### What to produce
In the material below, count the lines where the word "true" appears. Nothing but the number, please.
+---+
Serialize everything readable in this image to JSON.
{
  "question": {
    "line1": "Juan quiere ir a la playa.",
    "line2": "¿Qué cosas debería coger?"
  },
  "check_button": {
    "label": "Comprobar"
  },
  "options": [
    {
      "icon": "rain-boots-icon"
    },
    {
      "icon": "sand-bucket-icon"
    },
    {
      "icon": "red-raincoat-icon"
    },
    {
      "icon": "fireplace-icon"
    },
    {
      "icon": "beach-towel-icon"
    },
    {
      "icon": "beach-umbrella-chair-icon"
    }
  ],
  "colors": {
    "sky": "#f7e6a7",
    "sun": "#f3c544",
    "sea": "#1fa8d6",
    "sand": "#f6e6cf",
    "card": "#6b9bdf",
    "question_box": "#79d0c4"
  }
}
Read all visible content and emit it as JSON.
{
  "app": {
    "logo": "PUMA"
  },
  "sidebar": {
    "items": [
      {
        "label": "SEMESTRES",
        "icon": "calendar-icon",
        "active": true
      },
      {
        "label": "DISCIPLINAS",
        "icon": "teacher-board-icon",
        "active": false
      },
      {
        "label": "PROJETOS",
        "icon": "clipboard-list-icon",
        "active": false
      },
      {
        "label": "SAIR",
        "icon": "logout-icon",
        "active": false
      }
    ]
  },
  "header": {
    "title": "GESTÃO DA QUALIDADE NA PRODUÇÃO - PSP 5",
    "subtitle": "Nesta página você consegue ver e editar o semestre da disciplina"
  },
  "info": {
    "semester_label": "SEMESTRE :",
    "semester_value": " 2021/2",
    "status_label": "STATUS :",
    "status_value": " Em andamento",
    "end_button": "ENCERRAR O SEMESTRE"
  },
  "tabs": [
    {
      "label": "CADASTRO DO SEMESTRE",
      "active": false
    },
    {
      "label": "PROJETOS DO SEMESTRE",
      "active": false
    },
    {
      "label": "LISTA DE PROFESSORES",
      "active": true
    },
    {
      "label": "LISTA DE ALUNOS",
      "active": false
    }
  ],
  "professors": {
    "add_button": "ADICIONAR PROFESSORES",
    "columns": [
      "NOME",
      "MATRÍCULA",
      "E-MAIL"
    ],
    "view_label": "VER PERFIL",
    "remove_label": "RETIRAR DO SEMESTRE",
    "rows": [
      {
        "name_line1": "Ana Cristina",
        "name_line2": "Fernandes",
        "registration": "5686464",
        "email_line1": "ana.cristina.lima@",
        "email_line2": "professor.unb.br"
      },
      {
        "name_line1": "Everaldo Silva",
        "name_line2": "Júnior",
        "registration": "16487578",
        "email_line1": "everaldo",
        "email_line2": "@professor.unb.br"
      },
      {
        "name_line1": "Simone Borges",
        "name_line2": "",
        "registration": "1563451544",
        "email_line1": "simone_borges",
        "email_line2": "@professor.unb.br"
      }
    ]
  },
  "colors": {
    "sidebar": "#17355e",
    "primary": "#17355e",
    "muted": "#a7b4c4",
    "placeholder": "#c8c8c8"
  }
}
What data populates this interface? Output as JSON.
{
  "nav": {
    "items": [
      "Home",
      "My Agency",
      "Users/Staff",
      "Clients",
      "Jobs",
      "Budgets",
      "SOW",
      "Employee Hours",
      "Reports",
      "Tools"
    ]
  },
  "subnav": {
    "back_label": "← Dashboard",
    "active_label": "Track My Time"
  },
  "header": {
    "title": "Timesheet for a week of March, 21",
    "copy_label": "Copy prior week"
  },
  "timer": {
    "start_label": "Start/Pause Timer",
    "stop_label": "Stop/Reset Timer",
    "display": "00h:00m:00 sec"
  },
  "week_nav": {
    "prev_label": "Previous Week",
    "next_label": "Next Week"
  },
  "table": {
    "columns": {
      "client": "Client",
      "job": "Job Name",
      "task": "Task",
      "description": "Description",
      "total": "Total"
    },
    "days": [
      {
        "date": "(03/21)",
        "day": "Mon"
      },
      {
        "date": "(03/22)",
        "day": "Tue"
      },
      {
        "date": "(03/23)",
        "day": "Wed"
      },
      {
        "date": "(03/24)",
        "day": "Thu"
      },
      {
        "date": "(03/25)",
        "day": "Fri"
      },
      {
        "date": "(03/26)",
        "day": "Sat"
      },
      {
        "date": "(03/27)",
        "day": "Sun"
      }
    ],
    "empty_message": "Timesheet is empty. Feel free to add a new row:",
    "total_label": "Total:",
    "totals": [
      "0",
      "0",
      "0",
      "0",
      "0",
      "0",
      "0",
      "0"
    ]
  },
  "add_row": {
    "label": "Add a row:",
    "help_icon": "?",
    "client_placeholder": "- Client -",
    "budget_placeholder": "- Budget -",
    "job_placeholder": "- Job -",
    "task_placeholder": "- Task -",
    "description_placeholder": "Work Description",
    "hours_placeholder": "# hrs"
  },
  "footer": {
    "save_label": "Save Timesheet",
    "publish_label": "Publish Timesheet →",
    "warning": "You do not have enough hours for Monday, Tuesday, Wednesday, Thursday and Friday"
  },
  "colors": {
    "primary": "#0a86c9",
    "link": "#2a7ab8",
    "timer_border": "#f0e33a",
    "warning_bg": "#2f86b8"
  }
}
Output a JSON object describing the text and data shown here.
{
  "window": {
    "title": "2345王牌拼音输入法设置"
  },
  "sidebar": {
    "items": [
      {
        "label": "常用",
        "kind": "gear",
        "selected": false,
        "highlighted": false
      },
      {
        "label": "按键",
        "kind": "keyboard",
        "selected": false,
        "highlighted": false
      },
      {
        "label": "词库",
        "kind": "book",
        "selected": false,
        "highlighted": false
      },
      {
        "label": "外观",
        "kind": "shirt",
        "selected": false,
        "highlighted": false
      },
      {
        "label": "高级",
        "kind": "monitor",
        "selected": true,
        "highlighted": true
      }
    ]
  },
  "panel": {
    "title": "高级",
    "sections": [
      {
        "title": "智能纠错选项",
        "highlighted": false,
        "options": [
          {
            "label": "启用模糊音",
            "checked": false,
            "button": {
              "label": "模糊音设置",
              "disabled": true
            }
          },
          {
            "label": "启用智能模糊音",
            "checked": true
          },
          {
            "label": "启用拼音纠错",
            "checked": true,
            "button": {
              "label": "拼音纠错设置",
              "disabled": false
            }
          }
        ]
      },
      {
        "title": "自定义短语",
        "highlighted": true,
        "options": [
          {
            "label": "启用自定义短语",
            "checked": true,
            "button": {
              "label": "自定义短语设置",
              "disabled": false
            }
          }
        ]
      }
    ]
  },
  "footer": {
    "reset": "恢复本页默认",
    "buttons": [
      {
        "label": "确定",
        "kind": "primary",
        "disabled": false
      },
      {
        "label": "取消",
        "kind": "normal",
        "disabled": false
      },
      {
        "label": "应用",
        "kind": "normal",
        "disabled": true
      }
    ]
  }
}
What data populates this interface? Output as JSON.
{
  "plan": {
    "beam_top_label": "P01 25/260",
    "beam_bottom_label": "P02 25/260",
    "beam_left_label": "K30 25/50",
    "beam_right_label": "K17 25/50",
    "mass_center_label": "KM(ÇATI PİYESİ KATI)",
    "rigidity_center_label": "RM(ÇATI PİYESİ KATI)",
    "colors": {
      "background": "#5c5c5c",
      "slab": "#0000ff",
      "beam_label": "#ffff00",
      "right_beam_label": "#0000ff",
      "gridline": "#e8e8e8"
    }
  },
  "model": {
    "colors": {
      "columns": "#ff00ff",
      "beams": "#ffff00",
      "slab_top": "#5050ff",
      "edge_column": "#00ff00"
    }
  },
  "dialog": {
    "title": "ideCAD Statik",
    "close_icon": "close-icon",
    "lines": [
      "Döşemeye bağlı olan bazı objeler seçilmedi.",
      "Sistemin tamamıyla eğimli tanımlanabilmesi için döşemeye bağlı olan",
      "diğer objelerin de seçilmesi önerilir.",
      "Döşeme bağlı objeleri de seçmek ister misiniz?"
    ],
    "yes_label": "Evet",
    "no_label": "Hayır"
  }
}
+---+
### Reply to the task
10